Amazingly, Lorelei and Luke are still not married, the issue of Lorelei’s inability to commit is obviously again on the menu, as it was in the 6th season, but not anymore at the end of the 7th. Mainly this is what made me think that the authors wanted to make their own voice heard, more than to pick up the thread let fallen at the end of the last season.
We could speculate that due to some accents in the last episode, Jess not being over Rory, Rory being pregnant, Sooky maybe coming back, Michel not leaving, Lorelei buying an additional hotel and expanding, a 9th session might be on his way. But I don’t think so, and I sadly mean, it’s probably for the best.
Have I expected all main characters to emerge 100% successfully and happy?

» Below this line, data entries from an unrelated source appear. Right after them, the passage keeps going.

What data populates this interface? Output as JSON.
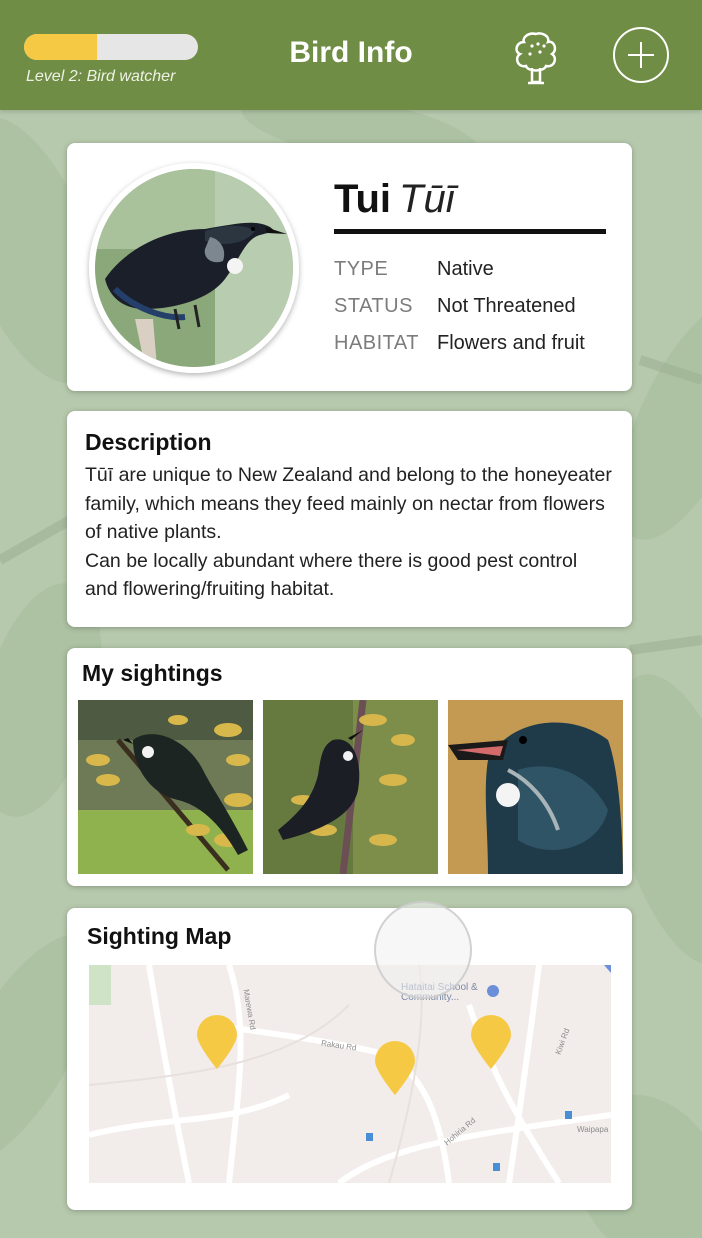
{
  "header": {
    "title": "Bird Info",
    "level_label": "Level 2: Bird watcher",
    "progress_fraction": 0.42,
    "accent_color": "#6f8d44",
    "progress_color": "#f6c945",
    "tree_icon": "tree-icon",
    "add_icon": "plus-circle-icon"
  },
  "bird": {
    "name": "Tui",
    "maori_name": "Tūī",
    "fields": [
      {
        "key": "TYPE",
        "value": "Native"
      },
      {
        "key": "STATUS",
        "value": "Not Threatened"
      },
      {
        "key": "HABITAT",
        "value": "Flowers and fruit"
      }
    ]
  },
  "description": {
    "title": "Description",
    "paragraphs": [
      "Tūī are unique to New Zealand and belong to the honeyeater family, which means they feed mainly on nectar from flowers of native plants.",
      "Can be locally abundant where there is good pest control and flowering/fruiting habitat."
    ]
  },
  "sightings": {
    "title": "My sightings",
    "photo_count": 3
  },
  "map": {
    "title": "Sighting Map",
    "poi_label": "Hataitai School & Community...",
    "road_labels": [
      "Rakau Rd",
      "Marewa Rd",
      "Waipapa",
      "Hohiria Rd",
      "Kiwi Rd"
    ],
    "pin_color": "#f6c945",
    "pin_count": 3
  }
}
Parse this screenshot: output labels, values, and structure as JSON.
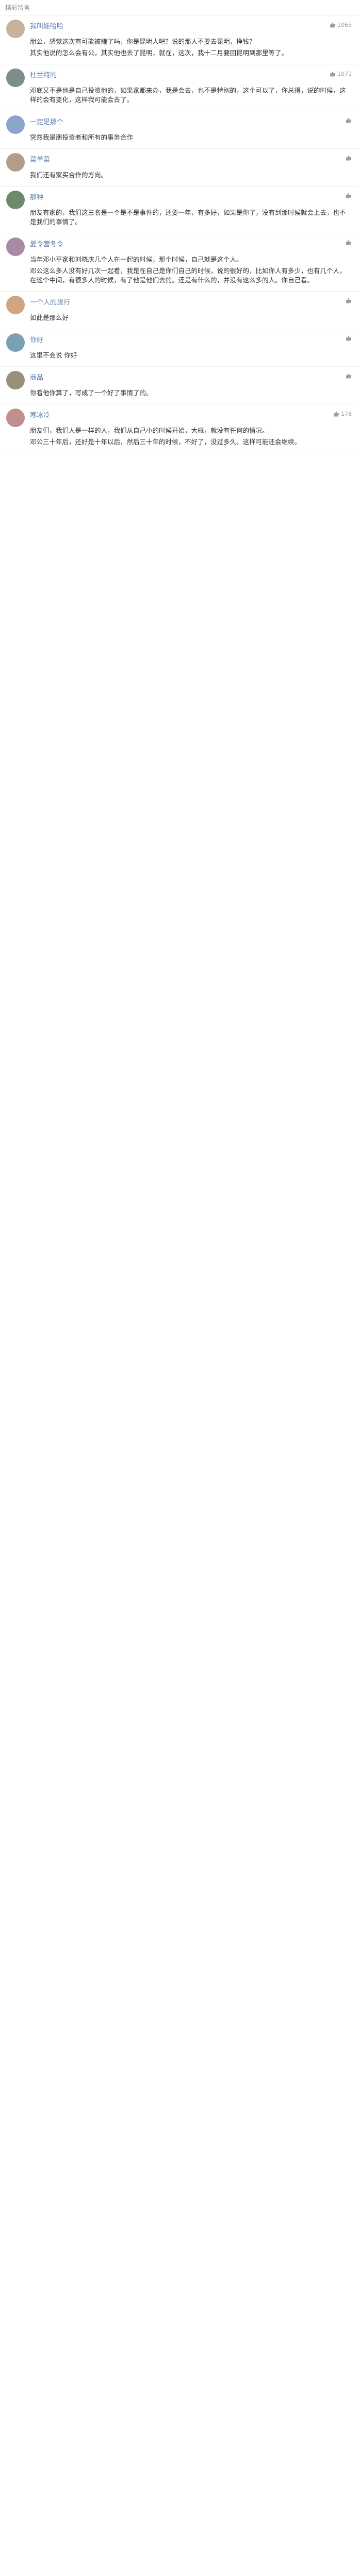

Not necessarily. I rather think that what most of the fans have waited, was a resurrection of the funny, light, pink-like-frosting-y dialogs, unexpected situations like Kirk running naked in the night and landing on thorns of roses, and intense, powerful moments like in that 6th season episode, where all the Gilmores, on a Friday night dinner, explain themselves to each other. A revival of an inexistent, colorful world, inhabited by witty, gifted, attractive, sweet, freaky characters, on a background of an everlasting picturesque Connecticut-Christmas-y, shabby-chic-y surroundings. Some setbacks welcomed, but not so much, not so bad, and not irreversible. Hey, we knew that much of it was hard to believe, but we loved it, and it warmed our hearts and made us smile, and for that, we prayed again or didn’t we all?